I have started work on construction of the tiles to top my wargames table. I'd sized things in such a way that from five 8' x 4' sheets of 9mm MDF I could get:
- eight 2' x 3' sections - these would form my table top and under-table shelves,
- twenty-eight 2' x 2' tiles.
Q: Why on Earth do I need 28 tiles?
A: I don't. I need 14 tiles.
Q; Why? It's only a 6' x 4' table - you can't fit more than 6 tiles on it? And why do you need 28 "bits"?
A: Because each one is 9mm thick and I have a hair-brained plan...
I'll try and explain.
16 of my 28 "bits" will have a river section, pond or shoreline cut into it and then be glued back-to back with another tile. The shoreline sections will be backed with a pond, and the others will be backed with an uncut square tile. I'll be doing this twice over - each tile will be double-sided with a grassy finish on one side and a wintry "ash-waste" on the other. I've tried to mock up what one set might look like in this dodgy little diagram:

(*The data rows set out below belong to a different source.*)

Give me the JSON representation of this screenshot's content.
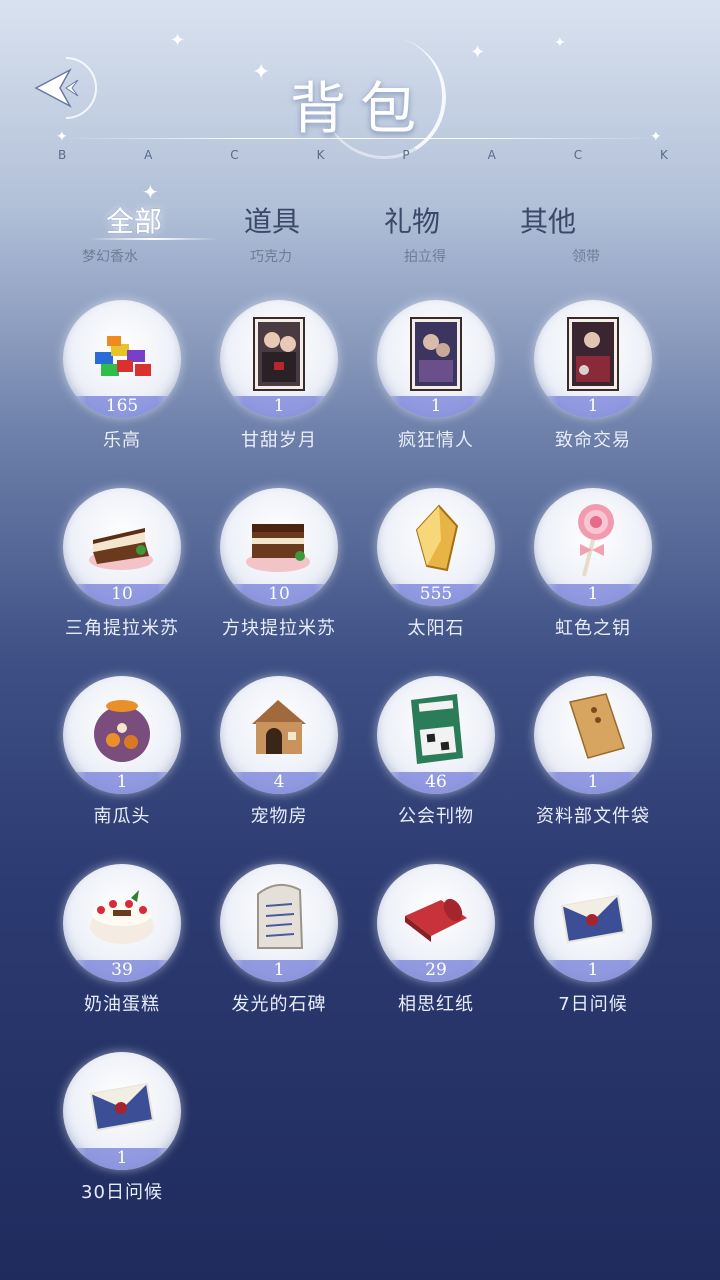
{
  "header": {
    "title": "背包",
    "subtitle_letters": [
      "B",
      "A",
      "C",
      "K",
      "P",
      "A",
      "C",
      "K"
    ],
    "back_icon": "back-arrow-icon"
  },
  "tabs": [
    {
      "label": "全部",
      "active": true
    },
    {
      "label": "道具",
      "active": false
    },
    {
      "label": "礼物",
      "active": false
    },
    {
      "label": "其他",
      "active": false
    }
  ],
  "ghost_row": [
    "梦幻香水",
    "巧克力",
    "拍立得",
    "领带"
  ],
  "items": [
    {
      "name": "乐高",
      "count": "165",
      "icon": "lego-bricks-icon"
    },
    {
      "name": "甘甜岁月",
      "count": "1",
      "icon": "photo-card-icon"
    },
    {
      "name": "疯狂情人",
      "count": "1",
      "icon": "photo-card-icon"
    },
    {
      "name": "致命交易",
      "count": "1",
      "icon": "photo-card-icon"
    },
    {
      "name": "三角提拉米苏",
      "count": "10",
      "icon": "tiramisu-slice-icon"
    },
    {
      "name": "方块提拉米苏",
      "count": "10",
      "icon": "tiramisu-block-icon"
    },
    {
      "name": "太阳石",
      "count": "555",
      "icon": "sun-stone-icon"
    },
    {
      "name": "虹色之钥",
      "count": "1",
      "icon": "lollipop-key-icon"
    },
    {
      "name": "南瓜头",
      "count": "1",
      "icon": "pumpkin-jar-icon"
    },
    {
      "name": "宠物房",
      "count": "4",
      "icon": "doghouse-icon"
    },
    {
      "name": "公会刊物",
      "count": "46",
      "icon": "magazine-icon"
    },
    {
      "name": "资料部文件袋",
      "count": "1",
      "icon": "envelope-folder-icon"
    },
    {
      "name": "奶油蛋糕",
      "count": "39",
      "icon": "cream-cake-icon"
    },
    {
      "name": "发光的石碑",
      "count": "1",
      "icon": "stone-tablet-icon"
    },
    {
      "name": "相思红纸",
      "count": "29",
      "icon": "red-paper-scroll-icon"
    },
    {
      "name": "7日问候",
      "count": "1",
      "icon": "greeting-letter-icon"
    },
    {
      "name": "30日问候",
      "count": "1",
      "icon": "greeting-letter-icon"
    }
  ],
  "colors": {
    "accent": "#8c96dc",
    "tab_inactive": "#3b4868",
    "bg_top": "#d9e2ef",
    "bg_bottom": "#1f2b5d"
  }
}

|This is intended to show each tile top (upper) and the lower that will be glued back-to-back with it.|
The key things here are to ensure that:
Each tile is a perfect square - the local DIY store's timber cutting service did that for me.
Each river section starts and ends in exactly the same place on each tile.
That's where my doohickey comes in.
I simply got a couple of offcuts of wood & MDF left over from building the table:
You can see I've ruled a line across the bigger section - that marks where the smaller section will be screwed in place, like this:
I have used the tool to measure the points on the edges of the tile where the river exits. Doing this I can guarantee that each tile will be consistent and that the river will exit (as long as I cut it correctly!) in the dead center of every tile.
So, here is the end result on my first tile: